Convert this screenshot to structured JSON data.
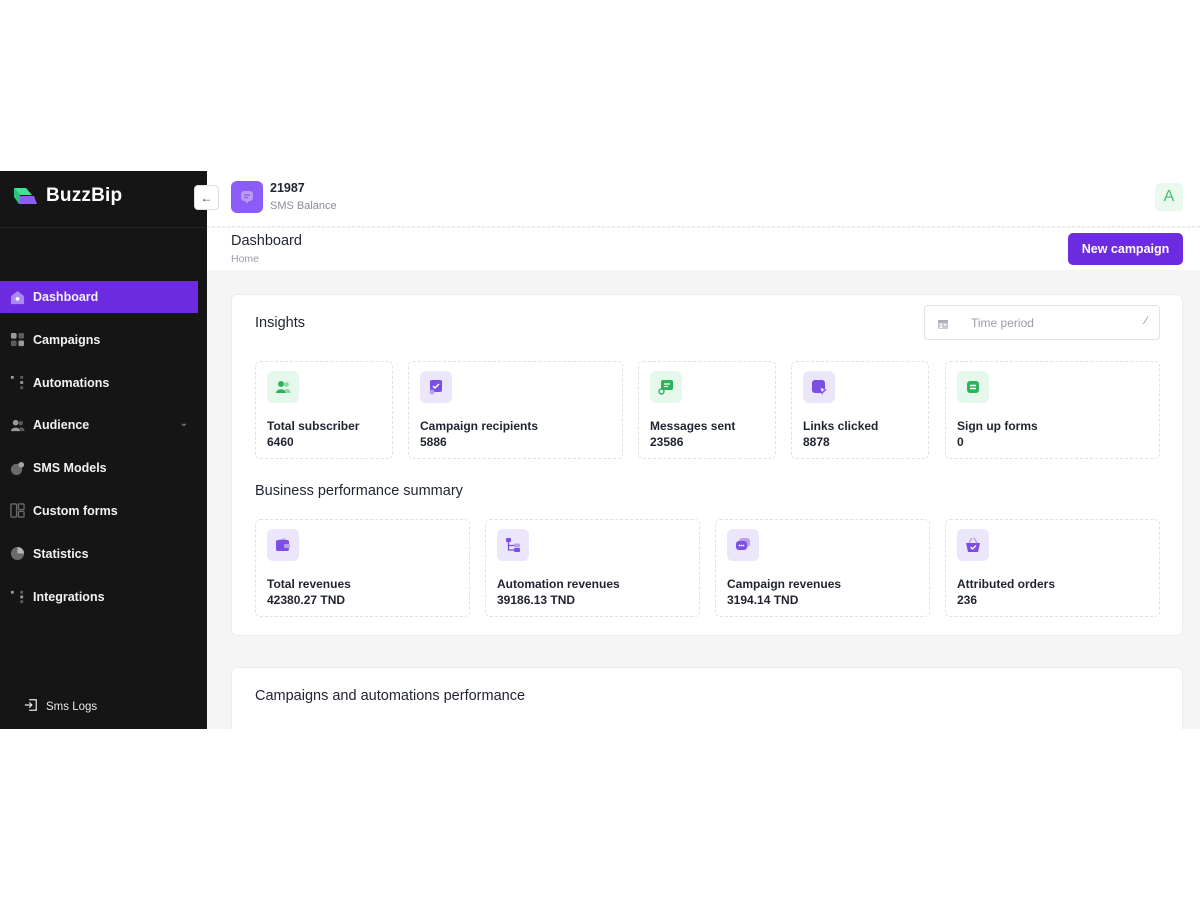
{
  "app": {
    "name": "BuzzBip"
  },
  "sidebar": {
    "items": [
      {
        "label": "Dashboard",
        "icon": "home-icon",
        "active": true
      },
      {
        "label": "Campaigns",
        "icon": "grid-icon"
      },
      {
        "label": "Automations",
        "icon": "flow-icon"
      },
      {
        "label": "Audience",
        "icon": "users-icon",
        "has_chevron": true
      },
      {
        "label": "SMS Models",
        "icon": "template-icon"
      },
      {
        "label": "Custom forms",
        "icon": "form-icon"
      },
      {
        "label": "Statistics",
        "icon": "pie-chart-icon"
      },
      {
        "label": "Integrations",
        "icon": "plug-icon"
      }
    ],
    "footer_link": "Sms Logs"
  },
  "topbar": {
    "sms_balance_value": "21987",
    "sms_balance_label": "SMS Balance",
    "avatar_letter": "A"
  },
  "pagehead": {
    "title": "Dashboard",
    "breadcrumb": "Home",
    "new_campaign_label": "New campaign"
  },
  "insights": {
    "title": "Insights",
    "time_period_placeholder": "Time period",
    "stats": [
      {
        "label": "Total subscriber",
        "value": "6460",
        "icon": "users-icon",
        "color": "green"
      },
      {
        "label": "Campaign recipients",
        "value": "5886",
        "icon": "campaign-icon",
        "color": "purple"
      },
      {
        "label": "Messages sent",
        "value": "23586",
        "icon": "message-sent-icon",
        "color": "green"
      },
      {
        "label": "Links clicked",
        "value": "8878",
        "icon": "link-click-icon",
        "color": "purple"
      },
      {
        "label": "Sign up forms",
        "value": "0",
        "icon": "form-icon",
        "color": "green"
      }
    ],
    "business_title": "Business performance summary",
    "business": [
      {
        "label": "Total revenues",
        "value": "42380.27 TND",
        "icon": "wallet-icon"
      },
      {
        "label": "Automation revenues",
        "value": "39186.13 TND",
        "icon": "automation-icon"
      },
      {
        "label": "Campaign revenues",
        "value": "3194.14 TND",
        "icon": "chat-icon"
      },
      {
        "label": "Attributed orders",
        "value": "236",
        "icon": "basket-icon"
      }
    ]
  },
  "performance": {
    "title": "Campaigns and automations performance"
  },
  "colors": {
    "accent": "#6d2be0",
    "sidebar_bg": "#151515",
    "green_icon": "#2fb35a",
    "purple_icon": "#7c4ee4"
  }
}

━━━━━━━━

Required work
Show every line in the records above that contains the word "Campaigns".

Response to this task
        "label": "Campaigns",
    "title": "Campaigns and automations performance"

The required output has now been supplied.